Computational Nuclear Physics

Nuclear Physics Computing subprogram supports research in  nuclear physics that rely on large-scale, high-performance computing (HPC).  Large-scale computing is essential in extracting new knowledge of nuclear interactions  from experiment data and developing quantitative understanding about nuclear  matter. The Nuclear Physics Computing program supports the ASCR partnership  projects of Scientific Discovery through Advanced Computation (SciDAC) and  Nuclear Theory Topical Collaborations (TC) projects.  They are five-year multi-institution  collaborative projects, involving large-scale computations and are closely  aligned with the NP experimental programs. These research projects cover the  large-scale simulations of astrophysics objects, nuclear structure and nuclear  interactions, fundamental symmetries, quark and gluon structure and dynamics.  Nuclear Physics Computing program supports the Lattice QCD program jointly with  High Energy Physics (HEP), developing Lattice QCD techniques that are critical  to the understanding of nuclei, hadron structure, and the dynamics of strong  interactions. Some HPC resources needed for NP research are provided by the  National Energy Research Scientific Computing center (NERSC) and through ASCR  Leadership Computing Challenge (ALCC) program. 

Nuclear Data

The Nuclear Data subprogram collects, evaluates, and disseminates nuclear data with its support of the U.S. Nuclear Data Program and the National Nuclear Data Center (NNDC). This process combines historical and modern experiments, theory, and modeling to publish best values for nuclear properties such as cross sections and decay data. The extensive nuclear databases produced by this effort are an international resource consisting of carefully organized scientific information gathered over 50 years of low-energy nuclear physics research worldwide. The Nuclear Data subprogram is multi-disciplinary with applications to energy, defense, space, and medicine. Nuclear data underlies modeling and simulation software in nuclear applications so it is key for ensuring results are accurate. Working groups have been established among researchers, as well as federal programs, to help coordinate, prioritize, and fund research efforts to improve nuclear data in basic science and applied nuclear technologies.

Accelerator Physics

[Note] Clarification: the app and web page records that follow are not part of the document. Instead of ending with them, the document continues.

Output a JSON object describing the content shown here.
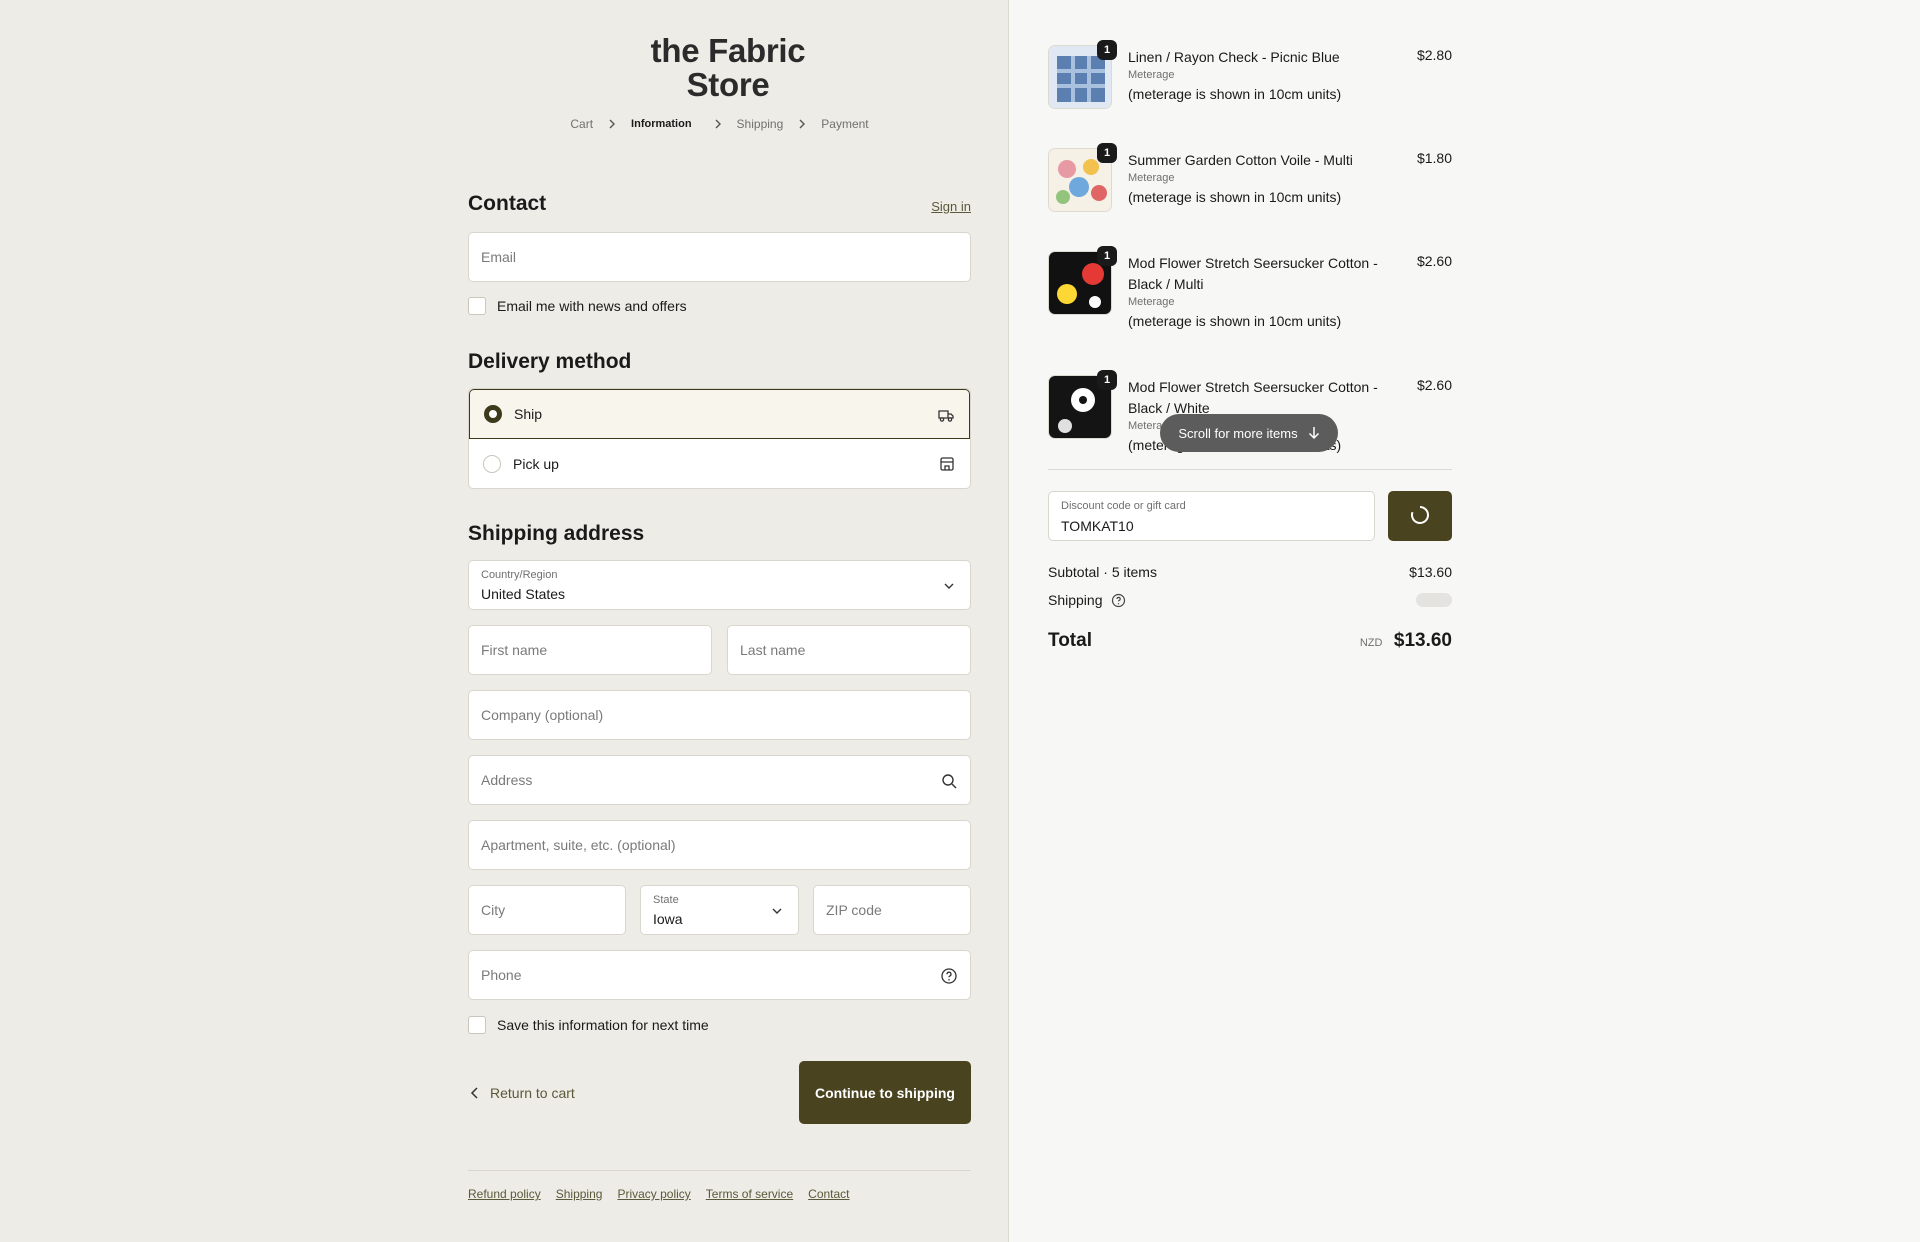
{
  "store": {
    "logo_line1": "the Fabric",
    "logo_line2": "Store"
  },
  "breadcrumb": [
    "Cart",
    "Information",
    "Shipping",
    "Payment"
  ],
  "contact": {
    "heading": "Contact",
    "sign_in": "Sign in",
    "email_placeholder": "Email",
    "newsletter_label": "Email me with news and offers"
  },
  "delivery": {
    "heading": "Delivery method",
    "options": [
      {
        "label": "Ship",
        "selected": true,
        "icon": "truck-icon"
      },
      {
        "label": "Pick up",
        "selected": false,
        "icon": "store-icon"
      }
    ]
  },
  "shipping": {
    "heading": "Shipping address",
    "country_label": "Country/Region",
    "country_value": "United States",
    "first_name": "First name",
    "last_name": "Last name",
    "company": "Company (optional)",
    "address": "Address",
    "apartment": "Apartment, suite, etc. (optional)",
    "city": "City",
    "state_label": "State",
    "state_value": "Iowa",
    "zip": "ZIP code",
    "phone": "Phone",
    "save_label": "Save this information for next time"
  },
  "actions": {
    "return": "Return to cart",
    "continue": "Continue to shipping"
  },
  "footer": [
    "Refund policy",
    "Shipping",
    "Privacy policy",
    "Terms of service",
    "Contact"
  ],
  "cart": {
    "items": [
      {
        "qty": "1",
        "name": "Linen / Rayon Check - Picnic Blue",
        "variant": "Meterage",
        "note": "(meterage is shown in 10cm units)",
        "price": "$2.80",
        "swatch": "#5b7fb0"
      },
      {
        "qty": "1",
        "name": "Summer Garden Cotton Voile - Multi",
        "variant": "Meterage",
        "note": "(meterage is shown in 10cm units)",
        "price": "$1.80",
        "swatch": "#e79aa3"
      },
      {
        "qty": "1",
        "name": "Mod Flower Stretch Seersucker Cotton - Black / Multi",
        "variant": "Meterage",
        "note": "(meterage is shown in 10cm units)",
        "price": "$2.60",
        "swatch": "#111111"
      },
      {
        "qty": "1",
        "name": "Mod Flower Stretch Seersucker Cotton - Black / White",
        "variant": "Meterage",
        "note": "(meterage is shown in 10cm units)",
        "price": "$2.60",
        "swatch": "#141414"
      }
    ],
    "scroll_hint": "Scroll for more items",
    "discount_label": "Discount code or gift card",
    "discount_value": "TOMKAT10",
    "subtotal_label": "Subtotal · 5 items",
    "subtotal_value": "$13.60",
    "shipping_label": "Shipping",
    "total_label": "Total",
    "currency": "NZD",
    "total_value": "$13.60"
  },
  "colors": {
    "accent": "#4a4320",
    "left_bg": "#eeece6",
    "right_bg": "#f7f7f5"
  }
}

The Accelerator Physics subprogram supports a broad range of activities aimed at research and development related to the science, engineering, and technology for accelerators of electrons, protons and heavy ions. Research and development activities are supported that will advance fundamental accelerator technology and its applications to nuclear physics scientific research. Areas of interest include the basic technologies of the Brookhaven National Laboratory's Relativistic Heavy Ion Collider (RHIC), with heavy ion beam energies up to 100 GeV/amu and polarized proton beam energies up to 250 GeV; technologies associated with RHIC luminosity upgrades; the development of an Electron-Ion Collider (EIC); linear accelerators such as the Continuous Electron Beam Accelerator Facility (CEBAF) at the Thomas Jefferson National Accelerator Facility (TJNAF); and development of devices and methods that would be useful in the generation of intense rare isotope beams for the next-generation rare isotope beam accelerator facility (FRIB). A major focus of the above areas is superconducting radio frequency (RF) acceleration and its related technologies. Also of importance is development of next generation high intensity ion sources and polarized electron sources to realize the full potential of new NP facilities such as FRIB and EIC both under construction. Also of interest is efforts directed at Artificial Intelligence and Machine Learning (AI/ML) for autonomous optimization and control of accelerators and detectors of relevance to current or next generation NP accelerator facilities and scientific instrumentation.

For accessing presentations made at the annual Principal Investigator Exchange meeting click here.